== EXTRACTED INFORMATION ==

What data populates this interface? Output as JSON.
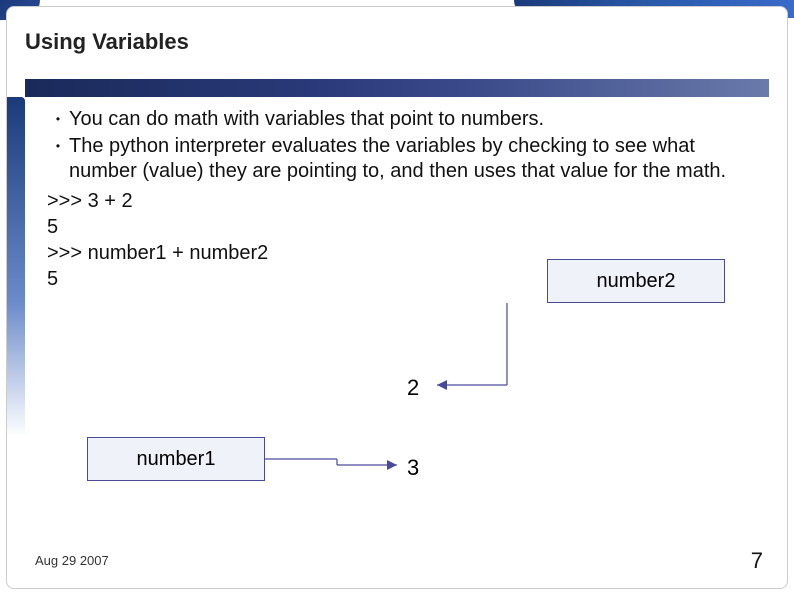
{
  "title": "Using Variables",
  "bullets": [
    "You can do math with variables that point to numbers.",
    "The python interpreter evaluates the variables by checking to see what number (value) they are pointing to, and then uses that value for the math."
  ],
  "code": {
    "line1": ">>> 3 + 2",
    "line2": "5",
    "line3": ">>> number1 + number2",
    "line4": "5"
  },
  "boxes": {
    "number1": "number1",
    "number2": "number2"
  },
  "values": {
    "v2": "2",
    "v3": "3"
  },
  "footer": {
    "date": "Aug 29 2007",
    "page": "7"
  }
}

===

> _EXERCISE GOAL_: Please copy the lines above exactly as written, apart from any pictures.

> _WRITTEN SOLUTION_:
What data populates this interface? Output as JSON.
{
  "title": "Using Variables",
  "bullets": [
    "You can do math with variables that point to numbers.",
    "The python interpreter evaluates the variables by checking to see what number (value) they are pointing to, and then uses that value for the math."
  ],
  "code": {
    "line1": ">>> 3 + 2",
    "line2": "5",
    "line3": ">>> number1 + number2",
    "line4": "5"
  },
  "boxes": {
    "number1": "number1",
    "number2": "number2"
  },
  "values": {
    "v2": "2",
    "v3": "3"
  },
  "footer": {
    "date": "Aug 29 2007",
    "page": "7"
  }
}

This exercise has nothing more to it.